Planning a novel is as much a matter of personal preference as writing one. Some people don’t like to plan at all, others like to do everything they can to set their novel up so that by the time they actually sit down to write, it’s almost all on the page already. The Snowflake Method is great for the latter, NaNoWriMo’s Dare forums are probably the best place for anyone who wants to just play it by ear!
If you’re still pretty new to long-form writing, a plan can help you to produce a decent first draft, especially if you’re under a time constraint like NaNo. If you’re still developing your craft, trying different methods of planning is probably the best way to find what works for you. Reading the wisdom of published and even prolific writers can make you feel like there is one way to succeed, but I firmly believe that each person has to find their own way, and even if you are trying to become the next John Grisham, his way of putting pen to paper might just not work for you.
So, if you’re interested in planning a novel, try one of the methods I’ve outlined over the past week. Or, try something else. Or, try a combination of multiple methods – you might decide tha tyou want to use just Steps 1 and 2 of Tuesday’s suggestion, and then delve into your characters’ psyches from Wednesday.
There are a hundred (thousand) other ways to plan / outline / plot a novel, and if you feel I missed your favourite, I’d love to hear from you in the comments. Similarly, let me know how you get on if you use one of these methods.

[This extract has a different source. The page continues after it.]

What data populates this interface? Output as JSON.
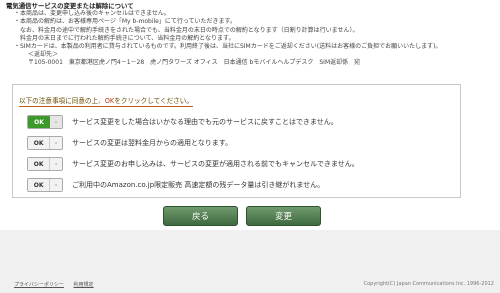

For now, I’ll leave you with another option, best suited to a Friday. A few of my fellow Friday Fictioneers are writing long stories in 100 word chunks. Each week, they take the prompt provided by Madison Woods and right the next scene. Check out Craig Towsley’s Owl and Raccoon Fables for an excellent piecemeal example of this, or The Winger Chronicles of Adam Ickes to see how it works doing it chronologically.